## Your objective
Write out every record in full, exactly as written, please.

## Records for processing
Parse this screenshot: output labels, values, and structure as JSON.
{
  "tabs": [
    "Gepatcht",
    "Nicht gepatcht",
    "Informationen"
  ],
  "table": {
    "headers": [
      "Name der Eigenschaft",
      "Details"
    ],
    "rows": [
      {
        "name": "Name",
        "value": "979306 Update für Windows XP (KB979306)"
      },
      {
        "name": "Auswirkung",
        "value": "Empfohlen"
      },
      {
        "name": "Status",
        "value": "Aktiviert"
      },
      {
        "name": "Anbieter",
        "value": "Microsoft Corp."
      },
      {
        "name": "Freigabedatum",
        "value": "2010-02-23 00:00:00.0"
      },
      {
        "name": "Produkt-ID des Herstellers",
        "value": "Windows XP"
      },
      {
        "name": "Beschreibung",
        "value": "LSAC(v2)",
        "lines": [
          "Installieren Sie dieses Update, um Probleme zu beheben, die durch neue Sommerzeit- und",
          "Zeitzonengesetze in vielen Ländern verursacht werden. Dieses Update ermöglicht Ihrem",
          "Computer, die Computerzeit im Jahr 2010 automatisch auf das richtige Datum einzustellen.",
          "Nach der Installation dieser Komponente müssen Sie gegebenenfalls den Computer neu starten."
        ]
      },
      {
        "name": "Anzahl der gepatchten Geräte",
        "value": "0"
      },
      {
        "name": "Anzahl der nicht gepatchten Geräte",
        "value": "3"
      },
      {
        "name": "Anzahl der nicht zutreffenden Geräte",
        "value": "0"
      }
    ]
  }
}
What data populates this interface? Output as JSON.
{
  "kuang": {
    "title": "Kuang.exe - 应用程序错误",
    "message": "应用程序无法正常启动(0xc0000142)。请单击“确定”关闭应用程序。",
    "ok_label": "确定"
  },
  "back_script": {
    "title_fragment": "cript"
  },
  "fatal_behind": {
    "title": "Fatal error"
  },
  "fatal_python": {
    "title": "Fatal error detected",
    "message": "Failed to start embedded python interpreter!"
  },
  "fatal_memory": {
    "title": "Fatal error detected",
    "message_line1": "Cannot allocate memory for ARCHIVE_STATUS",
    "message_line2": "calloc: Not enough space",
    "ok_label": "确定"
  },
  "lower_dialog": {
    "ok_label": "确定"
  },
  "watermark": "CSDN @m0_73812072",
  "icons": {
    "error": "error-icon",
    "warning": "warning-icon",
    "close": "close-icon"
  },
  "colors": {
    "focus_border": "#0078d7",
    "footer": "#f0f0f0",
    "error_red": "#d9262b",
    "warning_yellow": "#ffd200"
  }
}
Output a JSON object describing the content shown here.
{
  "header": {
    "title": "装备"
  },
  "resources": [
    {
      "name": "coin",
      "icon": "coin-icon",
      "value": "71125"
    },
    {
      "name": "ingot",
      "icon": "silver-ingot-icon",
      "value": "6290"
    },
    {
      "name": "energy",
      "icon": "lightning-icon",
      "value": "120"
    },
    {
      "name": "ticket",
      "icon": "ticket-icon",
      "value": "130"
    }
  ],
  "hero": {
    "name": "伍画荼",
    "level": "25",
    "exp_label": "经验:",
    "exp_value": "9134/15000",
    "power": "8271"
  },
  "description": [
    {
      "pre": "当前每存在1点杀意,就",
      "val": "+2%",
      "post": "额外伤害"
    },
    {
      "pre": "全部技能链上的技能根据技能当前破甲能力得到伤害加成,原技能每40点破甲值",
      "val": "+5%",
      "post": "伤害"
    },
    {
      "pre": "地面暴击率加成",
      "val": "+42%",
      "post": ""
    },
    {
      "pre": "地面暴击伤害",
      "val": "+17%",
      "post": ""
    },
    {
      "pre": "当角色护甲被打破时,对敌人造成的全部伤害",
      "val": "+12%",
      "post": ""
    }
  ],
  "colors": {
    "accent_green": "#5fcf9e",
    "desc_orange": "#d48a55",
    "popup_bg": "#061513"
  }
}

## Exercise answer
Parse this screenshot: output labels, values, and structure as JSON.
{
  "tabs": [
    "Gepatcht",
    "Nicht gepatcht",
    "Informationen"
  ],
  "table": {
    "headers": [
      "Name der Eigenschaft",
      "Details"
    ],
    "rows": [
      {
        "name": "Name",
        "value": "979306 Update für Windows XP (KB979306)"
      },
      {
        "name": "Auswirkung",
        "value": "Empfohlen"
      },
      {
        "name": "Status",
        "value": "Aktiviert"
      },
      {
        "name": "Anbieter",
        "value": "Microsoft Corp."
      },
      {
        "name": "Freigabedatum",
        "value": "2010-02-23 00:00:00.0"
      },
      {
        "name": "Produkt-ID des Herstellers",
        "value": "Windows XP"
      },
      {
        "name": "Beschreibung",
        "value": "LSAC(v2)",
        "lines": [
          "Installieren Sie dieses Update, um Probleme zu beheben, die durch neue Sommerzeit- und",
          "Zeitzonengesetze in vielen Ländern verursacht werden. Dieses Update ermöglicht Ihrem",
          "Computer, die Computerzeit im Jahr 2010 automatisch auf das richtige Datum einzustellen.",
          "Nach der Installation dieser Komponente müssen Sie gegebenenfalls den Computer neu starten."
        ]
      },
      {
        "name": "Anzahl der gepatchten Geräte",
        "value": "0"
      },
      {
        "name": "Anzahl der nicht gepatchten Geräte",
        "value": "3"
      },
      {
        "name": "Anzahl der nicht zutreffenden Geräte",
        "value": "0"
      }
    ]
  }
}
What data populates this interface? Output as JSON.
{
  "kuang": {
    "title": "Kuang.exe - 应用程序错误",
    "message": "应用程序无法正常启动(0xc0000142)。请单击“确定”关闭应用程序。",
    "ok_label": "确定"
  },
  "back_script": {
    "title_fragment": "cript"
  },
  "fatal_behind": {
    "title": "Fatal error"
  },
  "fatal_python": {
    "title": "Fatal error detected",
    "message": "Failed to start embedded python interpreter!"
  },
  "fatal_memory": {
    "title": "Fatal error detected",
    "message_line1": "Cannot allocate memory for ARCHIVE_STATUS",
    "message_line2": "calloc: Not enough space",
    "ok_label": "确定"
  },
  "lower_dialog": {
    "ok_label": "确定"
  },
  "watermark": "CSDN @m0_73812072",
  "icons": {
    "error": "error-icon",
    "warning": "warning-icon",
    "close": "close-icon"
  },
  "colors": {
    "focus_border": "#0078d7",
    "footer": "#f0f0f0",
    "error_red": "#d9262b",
    "warning_yellow": "#ffd200"
  }
}
Output a JSON object describing the content shown here.
{
  "header": {
    "title": "装备"
  },
  "resources": [
    {
      "name": "coin",
      "icon": "coin-icon",
      "value": "71125"
    },
    {
      "name": "ingot",
      "icon": "silver-ingot-icon",
      "value": "6290"
    },
    {
      "name": "energy",
      "icon": "lightning-icon",
      "value": "120"
    },
    {
      "name": "ticket",
      "icon": "ticket-icon",
      "value": "130"
    }
  ],
  "hero": {
    "name": "伍画荼",
    "level": "25",
    "exp_label": "经验:",
    "exp_value": "9134/15000",
    "power": "8271"
  },
  "description": [
    {
      "pre": "当前每存在1点杀意,就",
      "val": "+2%",
      "post": "额外伤害"
    },
    {
      "pre": "全部技能链上的技能根据技能当前破甲能力得到伤害加成,原技能每40点破甲值",
      "val": "+5%",
      "post": "伤害"
    },
    {
      "pre": "地面暴击率加成",
      "val": "+42%",
      "post": ""
    },
    {
      "pre": "地面暴击伤害",
      "val": "+17%",
      "post": ""
    },
    {
      "pre": "当角色护甲被打破时,对敌人造成的全部伤害",
      "val": "+12%",
      "post": ""
    }
  ],
  "colors": {
    "accent_green": "#5fcf9e",
    "desc_orange": "#d48a55",
    "popup_bg": "#061513"
  }
}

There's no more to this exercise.